SpaceX Crew Dragon vehicle experiences 'anomaly' during test

A cloud of orange smoke rises over nearby Cape Canaveral Air Force Station as seen from Cocoa Beach, Fla., Saturday, April 20, 2019. SpaceX reported an anomaly during test firing of their Dragon 2 capsule at their LZ-1 landing site.

CAPE CANAVERAL, Fla. — During a series of engine tests Saturday afternoon, a SpaceX official said a Crew Dragon vehicle experienced an "anomaly," which witnesses said sent a large plume of smoke into the sky at Cape Canaveral Air Force Station.

Witnesses reported seeing the large plume of smoke around 3:30 p.m.

A SpaceX spokesperson released the following statement:

Content Continues Below
"Earlier today, SpaceX conducted a series of engine tests on a Crew Dragon test vehicle on our test stand at Landing Zone 1 in Cape Canaveral, Florida. The initial tests completed successfully but the final test resulted in an anomaly on the test stand.
"Ensuring that our systems meet rigorous safety standards and detecting anomalies like this prior to flight are the main reasons why we test.
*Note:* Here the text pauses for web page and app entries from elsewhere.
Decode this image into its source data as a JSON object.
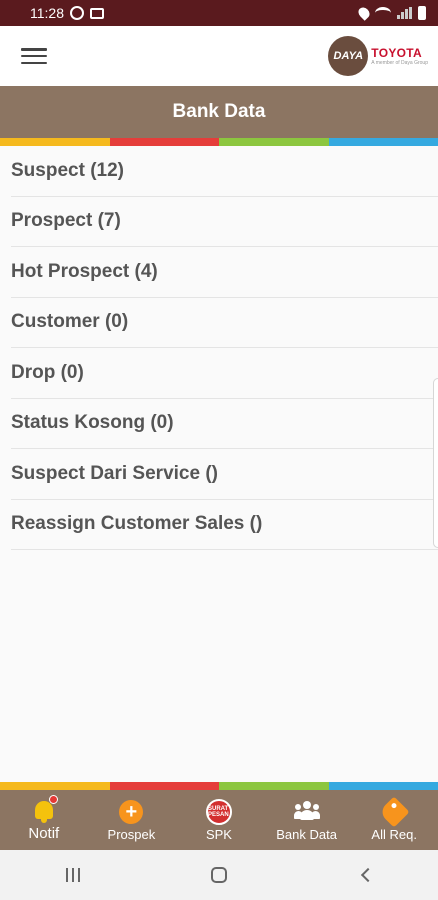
{
  "status_bar": {
    "time": "11:28"
  },
  "header": {
    "logo_badge": "DAYA",
    "logo_brand": "TOYOTA",
    "logo_sub": "A member of Daya Group"
  },
  "page": {
    "title": "Bank Data"
  },
  "stripe_colors": [
    "#f5b91d",
    "#e53d3a",
    "#8cc63f",
    "#35a9e0"
  ],
  "list": [
    {
      "label": "Suspect (12)"
    },
    {
      "label": "Prospect (7)"
    },
    {
      "label": "Hot Prospect (4)"
    },
    {
      "label": "Customer (0)"
    },
    {
      "label": "Drop (0)"
    },
    {
      "label": "Status Kosong (0)"
    },
    {
      "label": "Suspect Dari Service ()"
    },
    {
      "label": "Reassign Customer Sales ()"
    }
  ],
  "bottom_nav": [
    {
      "label": "Notif",
      "icon": "bell-icon"
    },
    {
      "label": "Prospek",
      "icon": "plus-circle-icon"
    },
    {
      "label": "SPK",
      "icon": "spk-badge-icon",
      "badge_text": "SURAT PESAN"
    },
    {
      "label": "Bank Data",
      "icon": "people-icon"
    },
    {
      "label": "All Req.",
      "icon": "tag-icon"
    }
  ],
  "colors": {
    "status_bar": "#5a1a1e",
    "brand_brown": "#8c7562",
    "text": "#555555"
  }
}
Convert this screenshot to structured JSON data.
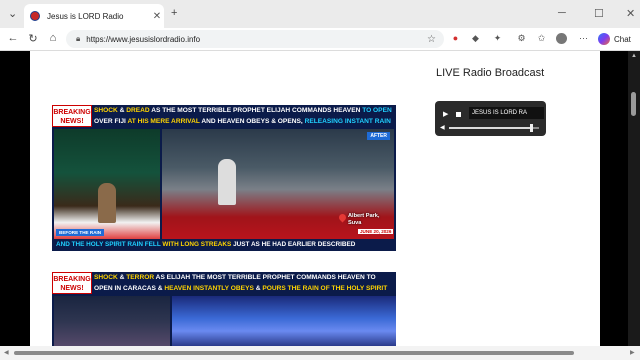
{
  "browser": {
    "tab_title": "Jesus is LORD Radio",
    "new_tab_symbol": "+",
    "url": "https://www.jesusislordradio.info",
    "copilot_label": "Chat"
  },
  "sidebar": {
    "live_heading": "LIVE Radio Broadcast",
    "player": {
      "station_text": "JESUS IS LORD RA",
      "volume_level": 0.92
    }
  },
  "posts": [
    {
      "badge_line1": "BREAKING",
      "badge_line2": "NEWS!",
      "headline": {
        "part1": "SHOCK",
        "part2": " & ",
        "part3": "DREAD",
        "part4": " AS THE MOST TERRIBLE PROPHET ELIJAH COMMANDS HEAVEN ",
        "part5": "TO OPEN",
        "part6": " OVER FIJI ",
        "part7": "AT HIS MERE ARRIVAL",
        "part8": " AND HEAVEN OBEYS & OPENS, ",
        "part9": "RELEASING INSTANT RAIN"
      },
      "label_after": "AFTER",
      "label_before": "BEFORE THE RAIN",
      "place_line1": "Albert Park,",
      "place_line2": "Suva",
      "date": "JUNE 20, 2026",
      "caption": {
        "part1": "AND THE HOLY SPIRIT RAIN FELL",
        "part2": " WITH LONG STREAKS",
        "part3": " JUST AS HE HAD EARLIER DESCRIBED"
      }
    },
    {
      "badge_line1": "BREAKING",
      "badge_line2": "NEWS!",
      "headline": {
        "part1": "SHOCK",
        "part2": " & ",
        "part3": "TERROR",
        "part4": " AS ELIJAH THE MOST TERRIBLE PROPHET COMMANDS HEAVEN TO OPEN IN CARACAS & ",
        "part5": "HEAVEN INSTANTLY OBEYS",
        "part6": " & ",
        "part7": "POURS THE RAIN OF THE HOLY SPIRIT"
      }
    }
  ],
  "colors": {
    "banner_navy": "#0b1b4a",
    "accent_yellow": "#ffd400",
    "accent_cyan": "#20d0ff",
    "breaking_red": "#cc0000"
  }
}
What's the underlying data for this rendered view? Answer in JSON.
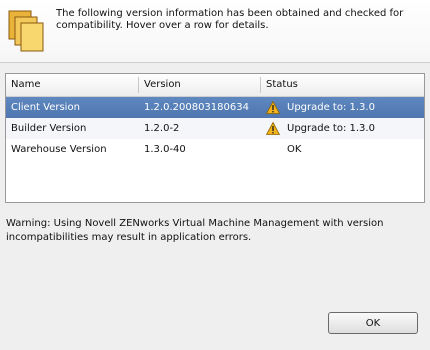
{
  "header": {
    "message": "The following version information has been obtained and checked for compatibility.  Hover over a row for details.",
    "icon": "documents-icon"
  },
  "table": {
    "columns": [
      "Name",
      "Version",
      "Status"
    ],
    "rows": [
      {
        "name": "Client Version",
        "version": "1.2.0.200803180634",
        "status": "Upgrade to: 1.3.0",
        "icon": "warning-icon",
        "selected": true
      },
      {
        "name": "Builder Version",
        "version": "1.2.0-2",
        "status": "Upgrade to: 1.3.0",
        "icon": "warning-icon",
        "selected": false
      },
      {
        "name": "Warehouse Version",
        "version": "1.3.0-40",
        "status": "OK",
        "icon": "",
        "selected": false
      }
    ]
  },
  "warning_text": "Warning: Using Novell ZENworks Virtual Machine Management with version incompatibilities may result in application errors.",
  "buttons": {
    "ok": "OK"
  },
  "colors": {
    "selected_row": "#5a82bb",
    "warning_icon": "#f2b21b"
  }
}
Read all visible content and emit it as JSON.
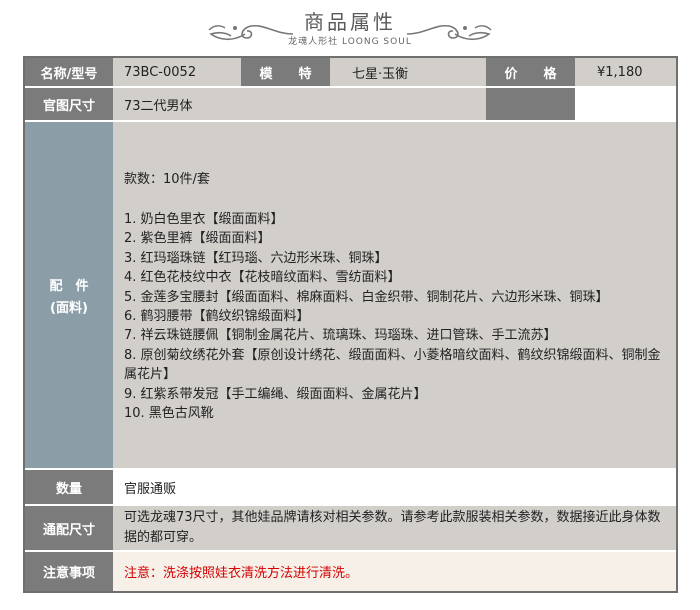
{
  "header": {
    "title": "商品属性",
    "brand": "龙魂人形社 LOONG SOUL"
  },
  "row1": {
    "name_label": "名称/型号",
    "name_value": "73BC-0052",
    "model_label": "模　　特",
    "model_value": "七星·玉衡",
    "price_label": "价　　格",
    "price_value": "¥1,180"
  },
  "row2": {
    "label": "官图尺寸",
    "value": "73二代男体"
  },
  "parts": {
    "label_line1": "配　件",
    "label_line2": "(面料)",
    "count": "款数：10件/套",
    "items": [
      "1. 奶白色里衣【缎面面料】",
      "2. 紫色里裤【缎面面料】",
      "3. 红玛瑙珠链【红玛瑙、六边形米珠、铜珠】",
      "4. 红色花枝纹中衣【花枝暗纹面料、雪纺面料】",
      "5. 金莲多宝腰封【缎面面料、棉麻面料、白金织带、铜制花片、六边形米珠、铜珠】",
      "6. 鹤羽腰带【鹤纹织锦缎面料】",
      "7. 祥云珠链腰佩【铜制金属花片、琉璃珠、玛瑙珠、进口管珠、手工流苏】",
      "8. 原创菊纹绣花外套【原创设计绣花、缎面面料、小菱格暗纹面料、鹤纹织锦缎面料、铜制金属花片】",
      "9. 红紫系带发冠【手工编绳、缎面面料、金属花片】",
      "10. 黑色古风靴"
    ]
  },
  "quantity": {
    "label": "数量",
    "value": "官服通贩"
  },
  "fit": {
    "label": "通配尺寸",
    "value": "可选龙魂73尺寸，其他娃品牌请核对相关参数。请参考此款服装相关参数，数据接近此身体数据的都可穿。"
  },
  "notice": {
    "label": "注意事项",
    "value": "注意：洗涤按照娃衣清洗方法进行清洗。"
  }
}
Our teams are investigating and working closely with our NASA partners."

Officials did not say if this would cause any delay for the launch of a Crew Dragon capsule targeted for July.

SpaceX's Crew Dragon successfully flew without a crew to the International Space Station in March. Officials had previously said the first flight with astronauts could be as early as this summer, but the schedule is under review.

The Associated Press contributed to this report.